START RECORDS FOR THIS EXERCISE

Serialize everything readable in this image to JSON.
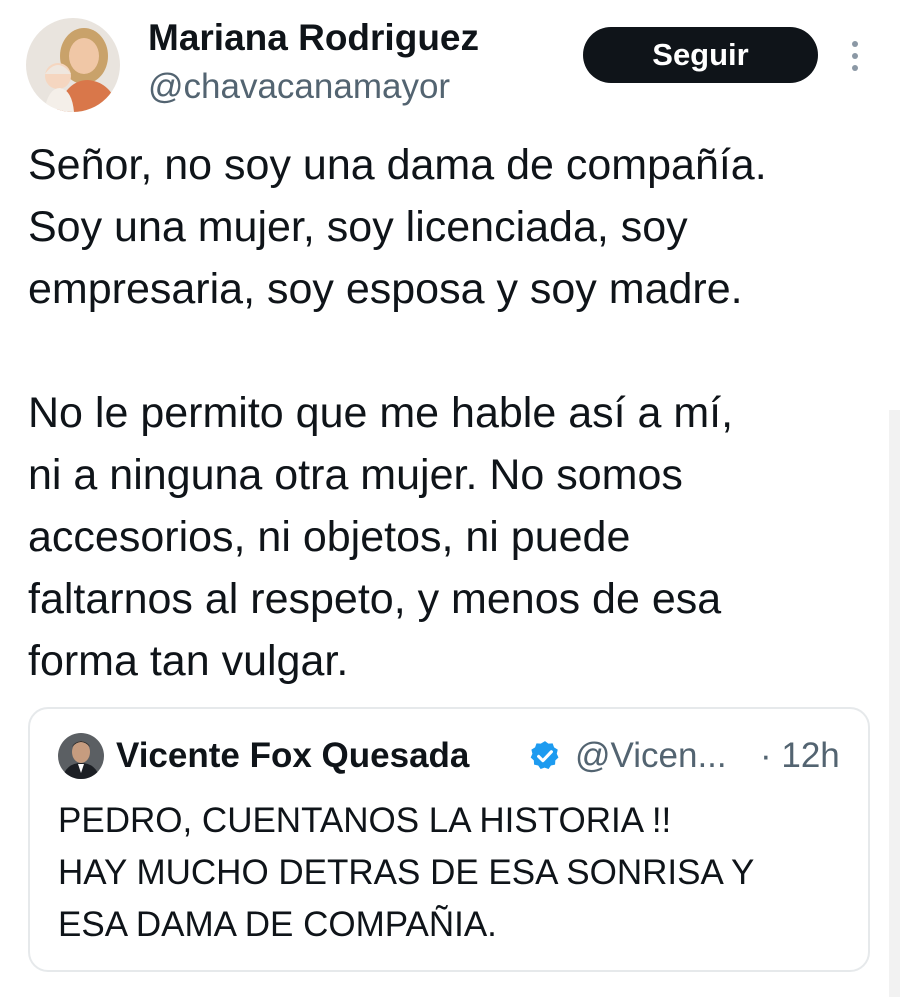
{
  "tweet": {
    "author_name": "Mariana Rodriguez",
    "author_handle": "@chavacanamayor",
    "follow_label": "Seguir",
    "paragraphs": [
      [
        "Señor, no soy una dama de compañía.",
        "Soy una mujer, soy licenciada, soy",
        "empresaria, soy esposa y soy madre."
      ],
      [
        "No le permito que me hable así a mí,",
        "ni a ninguna otra mujer. No somos",
        "accesorios, ni objetos, ni puede",
        "faltarnos al respeto, y menos de esa",
        "forma tan vulgar."
      ]
    ]
  },
  "quoted_tweet": {
    "author_name": "Vicente Fox Quesada",
    "author_handle": "@Vicen...",
    "time": "· 12h",
    "lines": [
      "PEDRO, CUENTANOS LA HISTORIA !!",
      "HAY MUCHO DETRAS DE ESA SONRISA Y",
      "ESA DAMA DE COMPAÑIA."
    ]
  },
  "icons": {
    "more": "more-vertical-icon",
    "verified": "verified-badge-icon"
  },
  "colors": {
    "text": "#0f1419",
    "secondary_text": "#536471",
    "follow_button_bg": "#0f1419",
    "verified_blue": "#1d9bf0",
    "border": "#e6e9eb"
  }
}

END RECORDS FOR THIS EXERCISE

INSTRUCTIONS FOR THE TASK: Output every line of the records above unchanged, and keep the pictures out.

FINAL ANSWER:
Serialize everything readable in this image to JSON.
{
  "tweet": {
    "author_name": "Mariana Rodriguez",
    "author_handle": "@chavacanamayor",
    "follow_label": "Seguir",
    "paragraphs": [
      [
        "Señor, no soy una dama de compañía.",
        "Soy una mujer, soy licenciada, soy",
        "empresaria, soy esposa y soy madre."
      ],
      [
        "No le permito que me hable así a mí,",
        "ni a ninguna otra mujer. No somos",
        "accesorios, ni objetos, ni puede",
        "faltarnos al respeto, y menos de esa",
        "forma tan vulgar."
      ]
    ]
  },
  "quoted_tweet": {
    "author_name": "Vicente Fox Quesada",
    "author_handle": "@Vicen...",
    "time": "· 12h",
    "lines": [
      "PEDRO, CUENTANOS LA HISTORIA !!",
      "HAY MUCHO DETRAS DE ESA SONRISA Y",
      "ESA DAMA DE COMPAÑIA."
    ]
  },
  "icons": {
    "more": "more-vertical-icon",
    "verified": "verified-badge-icon"
  },
  "colors": {
    "text": "#0f1419",
    "secondary_text": "#536471",
    "follow_button_bg": "#0f1419",
    "verified_blue": "#1d9bf0",
    "border": "#e6e9eb"
  }
}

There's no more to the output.